Below are some irrigation tips from several articles to help your landscape look its best during your next backyard barbecue.
A recent article in Homes and Gardens recommends homeowners learn how much water your landscape and soil need.
“The goal is to provide the lawn with between 1-1.5 inches of water per week for cool season grass and 0.5-1 inch for warm season grass, which includes rainfall,’ says Stacie Smith, owner of landscape specialists Smithson Exteriors. “The simplest way to gauge how much water your sprinkler system delivers is by placing a washed-out dog or cat food can on the lawn when watering. Measure the level of water in the can every 15 minutes. When you get to the desired inch level for your type of grass, record the amount of time that you watered.”
The Associated Press recommends watering during the morning, which allows the water to seep into your landscape’s root systems before the sun gets too hot and causes the water to evaporate.
The AP also suggests:
- Capture and reuse water: Water used for cooking that has not been salted can been reused for irrigation.
- Rain barrels: If legal in your community, you can redirect one of your home’s downspouts to fill a barrel and use that water for irrigation.
- Use native plants: Native plants are more likely to survive your environment with minimal irrigation once established.
- Use mulch or compost: Mulch or compost increases a garden bed’s capacity for holding water.
- Watch the weather: Use a timer with a rain sensor or manually override your watering schedule during rainy periods in your community.
Lastly, the U.S. Environmental Protection Agency has these tips to reduce your outdoor water usage:
- Install a drip-irrigation water system for valuable plants.
- Keep your grass at least three inches high to shade the roots, making it more drought tolerant; maintain your mower’s sharpness for the healthiest grass.
- If you use porous pavement (gravel is a good example) instead of asphalt for driveways and walkways, the rain can be absorbed to recharge groundwater supplies instead of running off and contributing to erosion.

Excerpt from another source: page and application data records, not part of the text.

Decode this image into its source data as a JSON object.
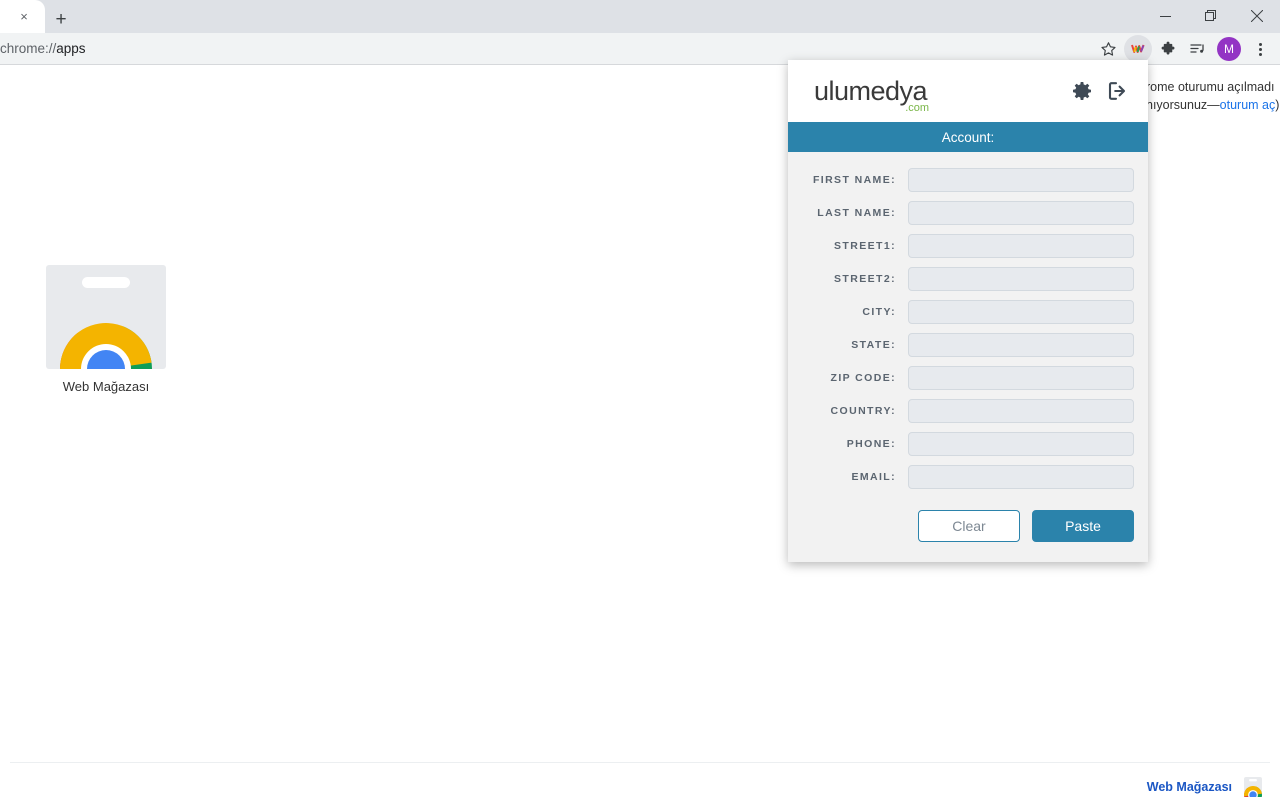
{
  "browser": {
    "tab_close_glyph": "×",
    "new_tab_glyph": "+",
    "url_scheme": "chrome://",
    "url_path": "apps",
    "window_controls": [
      {
        "name": "minimize"
      },
      {
        "name": "restore"
      },
      {
        "name": "close"
      }
    ],
    "toolbar_icons": [
      {
        "name": "bookmark-star-icon"
      },
      {
        "name": "ulumedya-extension-icon"
      },
      {
        "name": "extensions-puzzle-icon"
      },
      {
        "name": "media-playlist-icon"
      },
      {
        "name": "profile-avatar",
        "label": "M"
      },
      {
        "name": "chrome-menu-icon"
      }
    ]
  },
  "page": {
    "signin_note_line1": "rome oturumu açılmadı",
    "signin_note_line2_pre": "nıyorsunuz—",
    "signin_note_link": "oturum aç",
    "signin_note_line2_post": ")",
    "app_tile_label": "Web Mağazası",
    "store_link_label": "Web Mağazası"
  },
  "popup": {
    "logo_word": "ulumedya",
    "logo_dotcom": ".com",
    "settings_icon": "gear-icon",
    "logout_icon": "logout-icon",
    "account_bar_title": "Account:",
    "fields": [
      {
        "label": "FIRST NAME:",
        "value": "",
        "placeholder": "",
        "name": "first-name"
      },
      {
        "label": "LAST NAME:",
        "value": "",
        "placeholder": "",
        "name": "last-name"
      },
      {
        "label": "STREET1:",
        "value": "",
        "placeholder": "",
        "name": "street1"
      },
      {
        "label": "STREET2:",
        "value": "",
        "placeholder": "",
        "name": "street2"
      },
      {
        "label": "CITY:",
        "value": "",
        "placeholder": "",
        "name": "city"
      },
      {
        "label": "STATE:",
        "value": "",
        "placeholder": "",
        "name": "state"
      },
      {
        "label": "ZIP CODE:",
        "value": "",
        "placeholder": "",
        "name": "zip-code"
      },
      {
        "label": "COUNTRY:",
        "value": "",
        "placeholder": "",
        "name": "country"
      },
      {
        "label": "PHONE:",
        "value": "",
        "placeholder": "",
        "name": "phone"
      },
      {
        "label": "EMAIL:",
        "value": "",
        "placeholder": "",
        "name": "email"
      }
    ],
    "clear_label": "Clear",
    "paste_label": "Paste"
  },
  "colors": {
    "accent_blue": "#2b83ab",
    "link_blue": "#1a73e8",
    "logo_green": "#7ab648",
    "avatar_purple": "#9334c4",
    "input_fill": "#e7eaee"
  }
}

- Use a broom instead of a hose to clean off your driveway or sidewalk.